Emerald Spire crabapple is produced by grafting onto Dolgo crabapple stock. I know that apples are commonly grafted onto crabapple rootstocks to dwarf them. On a Dolgo root stock the tree nominally gets to be 15 feet high x 6 feet wide.

Can you do the opposite: graft crabapple scion wood to a full size apple rootstock to get a larger tree? I would like to get a 30 foot high tree.


2 Answers 2


Dolgo is considered a semi-dwarfing stock. I believe grafting a crabapple tree onto a standard apple rootstock will produce a larger, but not full-sized tree. I haven't found any sources from people who have done it, but logically, evening out the characteristics (the smaller growth habit of the crab, and the bigger supply from the standard apple, which has the potential to give more energy than the crab can utilize, especially under ideal conditions), the tree will be sturdy, bigger, but not standard size.

Crabapples are usually more disease resistant and poor condition tolerant than standard apples, which is why standard apples are often grafted onto crab apple rootstocks. Reverse this, and I'd expect reversed performance as well, in these regards.

Also, standard apples are often healthy seedlings, but seedlings will be slightly variable in all respects, because of genetics. If you want to go higher quality, you can clone a disease resistant and vigorous tree for use as a rootstock, by mound layering. You basically cut the original stem down (coppice), and then when the new shoots are a suitable height, mound soil up around the, to promote new root growth. The process is summed up in the picture:

enter image description here

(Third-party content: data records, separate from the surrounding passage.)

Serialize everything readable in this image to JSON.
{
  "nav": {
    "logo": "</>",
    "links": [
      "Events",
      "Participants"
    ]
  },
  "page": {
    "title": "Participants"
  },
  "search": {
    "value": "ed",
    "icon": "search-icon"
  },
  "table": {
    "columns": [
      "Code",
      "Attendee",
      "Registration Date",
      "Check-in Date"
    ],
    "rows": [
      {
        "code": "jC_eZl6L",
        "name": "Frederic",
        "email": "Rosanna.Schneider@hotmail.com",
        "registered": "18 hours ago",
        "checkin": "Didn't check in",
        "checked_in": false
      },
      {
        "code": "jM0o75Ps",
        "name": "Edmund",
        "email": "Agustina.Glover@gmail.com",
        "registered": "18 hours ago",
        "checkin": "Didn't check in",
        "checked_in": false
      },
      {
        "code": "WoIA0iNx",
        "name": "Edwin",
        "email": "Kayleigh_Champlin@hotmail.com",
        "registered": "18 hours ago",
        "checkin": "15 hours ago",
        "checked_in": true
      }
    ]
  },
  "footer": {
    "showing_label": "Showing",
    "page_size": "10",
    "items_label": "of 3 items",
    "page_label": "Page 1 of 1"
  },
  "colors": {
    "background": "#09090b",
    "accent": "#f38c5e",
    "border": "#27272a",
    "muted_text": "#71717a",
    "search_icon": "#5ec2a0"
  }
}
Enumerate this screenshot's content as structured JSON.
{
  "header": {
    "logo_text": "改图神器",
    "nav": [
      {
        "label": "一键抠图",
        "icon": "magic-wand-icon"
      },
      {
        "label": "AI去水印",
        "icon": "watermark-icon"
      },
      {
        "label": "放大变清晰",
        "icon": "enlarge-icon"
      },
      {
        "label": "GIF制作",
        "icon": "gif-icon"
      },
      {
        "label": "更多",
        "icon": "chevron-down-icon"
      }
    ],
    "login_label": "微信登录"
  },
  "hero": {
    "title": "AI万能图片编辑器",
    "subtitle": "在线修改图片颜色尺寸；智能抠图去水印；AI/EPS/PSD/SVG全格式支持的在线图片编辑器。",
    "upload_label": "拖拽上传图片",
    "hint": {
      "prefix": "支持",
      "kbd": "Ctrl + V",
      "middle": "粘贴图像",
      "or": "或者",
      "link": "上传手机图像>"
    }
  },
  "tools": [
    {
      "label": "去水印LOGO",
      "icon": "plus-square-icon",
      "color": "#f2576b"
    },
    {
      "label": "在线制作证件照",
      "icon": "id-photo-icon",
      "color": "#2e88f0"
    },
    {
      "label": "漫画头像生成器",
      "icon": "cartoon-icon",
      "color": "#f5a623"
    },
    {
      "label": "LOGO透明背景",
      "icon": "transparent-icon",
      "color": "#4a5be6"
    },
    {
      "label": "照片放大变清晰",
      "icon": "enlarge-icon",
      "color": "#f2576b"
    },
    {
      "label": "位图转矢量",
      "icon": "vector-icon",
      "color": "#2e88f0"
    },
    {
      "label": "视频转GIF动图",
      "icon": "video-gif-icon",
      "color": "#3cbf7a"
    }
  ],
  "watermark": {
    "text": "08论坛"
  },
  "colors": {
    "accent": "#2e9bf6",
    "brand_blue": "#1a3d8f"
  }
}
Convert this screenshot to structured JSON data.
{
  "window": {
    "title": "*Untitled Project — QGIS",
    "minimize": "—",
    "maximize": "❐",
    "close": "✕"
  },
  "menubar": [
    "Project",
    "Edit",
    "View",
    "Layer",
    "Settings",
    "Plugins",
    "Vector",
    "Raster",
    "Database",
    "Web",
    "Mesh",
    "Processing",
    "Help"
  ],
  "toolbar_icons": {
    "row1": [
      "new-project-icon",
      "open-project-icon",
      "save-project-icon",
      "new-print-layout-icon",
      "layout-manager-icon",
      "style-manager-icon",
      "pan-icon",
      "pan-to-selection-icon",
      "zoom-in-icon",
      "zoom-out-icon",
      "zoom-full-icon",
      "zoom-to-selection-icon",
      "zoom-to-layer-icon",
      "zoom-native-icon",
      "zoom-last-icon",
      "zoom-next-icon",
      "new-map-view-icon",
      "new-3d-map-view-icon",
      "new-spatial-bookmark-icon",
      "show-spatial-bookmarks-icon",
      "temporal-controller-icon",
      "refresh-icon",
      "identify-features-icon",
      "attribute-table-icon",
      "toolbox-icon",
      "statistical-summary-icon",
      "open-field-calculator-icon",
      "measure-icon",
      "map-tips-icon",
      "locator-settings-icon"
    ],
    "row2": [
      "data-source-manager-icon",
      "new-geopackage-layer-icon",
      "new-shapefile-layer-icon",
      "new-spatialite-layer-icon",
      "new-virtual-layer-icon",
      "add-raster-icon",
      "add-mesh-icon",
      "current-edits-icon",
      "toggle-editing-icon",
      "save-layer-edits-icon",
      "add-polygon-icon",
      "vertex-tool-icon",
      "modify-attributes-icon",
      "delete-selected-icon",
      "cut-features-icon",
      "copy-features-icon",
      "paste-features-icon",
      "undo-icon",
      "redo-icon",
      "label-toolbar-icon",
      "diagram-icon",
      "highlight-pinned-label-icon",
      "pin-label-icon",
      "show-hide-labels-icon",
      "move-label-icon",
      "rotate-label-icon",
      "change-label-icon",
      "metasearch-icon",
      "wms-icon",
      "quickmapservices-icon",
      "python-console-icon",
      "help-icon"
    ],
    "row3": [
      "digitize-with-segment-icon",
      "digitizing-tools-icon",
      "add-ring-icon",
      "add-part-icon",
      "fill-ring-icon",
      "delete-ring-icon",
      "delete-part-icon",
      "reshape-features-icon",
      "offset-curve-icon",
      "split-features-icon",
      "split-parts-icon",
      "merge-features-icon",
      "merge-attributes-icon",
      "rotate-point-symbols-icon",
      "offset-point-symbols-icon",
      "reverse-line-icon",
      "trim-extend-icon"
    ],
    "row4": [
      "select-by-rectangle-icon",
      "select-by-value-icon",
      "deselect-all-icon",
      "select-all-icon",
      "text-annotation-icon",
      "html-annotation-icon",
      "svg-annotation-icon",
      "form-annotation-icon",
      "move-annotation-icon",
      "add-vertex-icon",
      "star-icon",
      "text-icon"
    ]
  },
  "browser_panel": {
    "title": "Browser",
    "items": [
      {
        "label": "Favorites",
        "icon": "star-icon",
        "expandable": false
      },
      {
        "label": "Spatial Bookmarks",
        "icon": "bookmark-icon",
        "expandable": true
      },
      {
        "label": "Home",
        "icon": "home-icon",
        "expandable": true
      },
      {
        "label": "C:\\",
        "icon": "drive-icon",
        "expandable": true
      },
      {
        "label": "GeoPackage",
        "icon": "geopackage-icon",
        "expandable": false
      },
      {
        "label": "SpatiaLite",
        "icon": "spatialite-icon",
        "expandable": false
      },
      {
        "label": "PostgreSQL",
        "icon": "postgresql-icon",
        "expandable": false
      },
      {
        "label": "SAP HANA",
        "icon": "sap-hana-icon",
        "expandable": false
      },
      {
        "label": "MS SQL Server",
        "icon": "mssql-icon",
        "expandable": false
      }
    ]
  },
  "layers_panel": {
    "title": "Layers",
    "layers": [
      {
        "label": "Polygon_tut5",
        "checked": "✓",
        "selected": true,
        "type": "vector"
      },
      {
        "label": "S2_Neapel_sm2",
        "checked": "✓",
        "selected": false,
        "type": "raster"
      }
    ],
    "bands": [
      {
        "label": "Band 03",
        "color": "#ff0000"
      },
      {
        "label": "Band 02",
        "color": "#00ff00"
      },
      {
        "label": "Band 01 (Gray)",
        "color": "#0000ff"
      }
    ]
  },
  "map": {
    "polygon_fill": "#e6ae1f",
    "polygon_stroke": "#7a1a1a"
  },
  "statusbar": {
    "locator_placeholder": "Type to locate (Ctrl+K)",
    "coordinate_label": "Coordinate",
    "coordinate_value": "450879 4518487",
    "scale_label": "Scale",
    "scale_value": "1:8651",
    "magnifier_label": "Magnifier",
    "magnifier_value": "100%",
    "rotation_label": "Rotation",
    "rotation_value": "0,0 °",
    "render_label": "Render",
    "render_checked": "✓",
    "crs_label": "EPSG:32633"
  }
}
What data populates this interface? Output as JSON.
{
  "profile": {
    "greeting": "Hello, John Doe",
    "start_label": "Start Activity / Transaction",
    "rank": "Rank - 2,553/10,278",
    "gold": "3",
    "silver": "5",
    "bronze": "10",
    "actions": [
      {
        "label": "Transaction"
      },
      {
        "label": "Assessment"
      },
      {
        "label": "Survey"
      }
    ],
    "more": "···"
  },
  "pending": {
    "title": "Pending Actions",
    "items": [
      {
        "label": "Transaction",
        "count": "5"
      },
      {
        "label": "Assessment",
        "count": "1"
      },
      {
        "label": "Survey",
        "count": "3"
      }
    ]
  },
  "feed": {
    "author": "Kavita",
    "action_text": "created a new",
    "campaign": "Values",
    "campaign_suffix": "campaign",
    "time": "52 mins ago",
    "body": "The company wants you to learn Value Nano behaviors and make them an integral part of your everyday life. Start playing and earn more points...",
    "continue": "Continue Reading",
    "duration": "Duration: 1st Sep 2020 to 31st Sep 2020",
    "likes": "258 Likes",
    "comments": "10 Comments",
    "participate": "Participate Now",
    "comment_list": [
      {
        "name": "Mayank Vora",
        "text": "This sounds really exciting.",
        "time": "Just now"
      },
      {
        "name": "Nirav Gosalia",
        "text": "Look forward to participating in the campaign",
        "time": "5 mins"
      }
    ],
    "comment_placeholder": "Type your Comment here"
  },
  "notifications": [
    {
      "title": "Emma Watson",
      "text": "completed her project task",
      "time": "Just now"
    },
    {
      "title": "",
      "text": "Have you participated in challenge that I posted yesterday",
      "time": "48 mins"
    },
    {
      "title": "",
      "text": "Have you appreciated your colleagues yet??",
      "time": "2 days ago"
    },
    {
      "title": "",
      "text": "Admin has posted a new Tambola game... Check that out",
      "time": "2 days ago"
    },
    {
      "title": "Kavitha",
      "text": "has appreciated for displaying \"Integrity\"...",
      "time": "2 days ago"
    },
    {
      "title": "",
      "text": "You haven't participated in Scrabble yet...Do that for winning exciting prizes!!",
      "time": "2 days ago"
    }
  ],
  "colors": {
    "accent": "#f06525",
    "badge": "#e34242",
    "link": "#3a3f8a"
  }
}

  • According to Jeffries Nursery Dolgo is a non-dwarfing root stock, chosen mostly for it's combination of cold hardiness and disease resistance. I've given you a point for a good answer. Can you cite a source for dolgo being semi-dwarfing? Feb 11, 2015 at 22:51
  • @SherwoodBotsford Yeah, here are a few sources that indicate a 15-25' mature height. Tall for a crabapple, but semi-dwarf for a standard apple tree (which can easily grow over 40'). I didn't find any rootstock lists where dolgo was mentioned, because it's normally not used as a rootstock. Source 1, source 2, source 3. I could probably find some more for ya if I were to look around.
    – J. Musser
    Feb 11, 2015 at 23:28
  • @Sherwood, would you like me to add that to my answer?
    – J. Musser
    Feb 16, 2015 at 22:35

No it is not, or if so, not by much.

According to Jeffries Nurseries, Dolgo crab is used for their apple production, and the resulting trees are standard or very close to standard. This was private correspondence, and so I cannot provide a link.


Indicates Dolgo is 30-40 feet high x 20-30 wide.

By itself, a large size does not require that it be non-dwarfing, but it's a good indicator.

Another article: https://sites.google.com/site/alaskafruittrees/rootstock

Malus Dolgo. (Dolgo Crabapple) I grafted some to this last year and I'll see how they fare over winter, before deciding whether to include it as a rootstock. It will produce a standard sized apple tree. This tree grows upright with an open habit around 30' in height with a 20-30' spread

Your Answer

By clicking “Post Your Answer”, you agree to our terms of service and acknowledge you have read our privacy policy.

Not the answer you're looking for? Browse other questions tagged or ask your own question.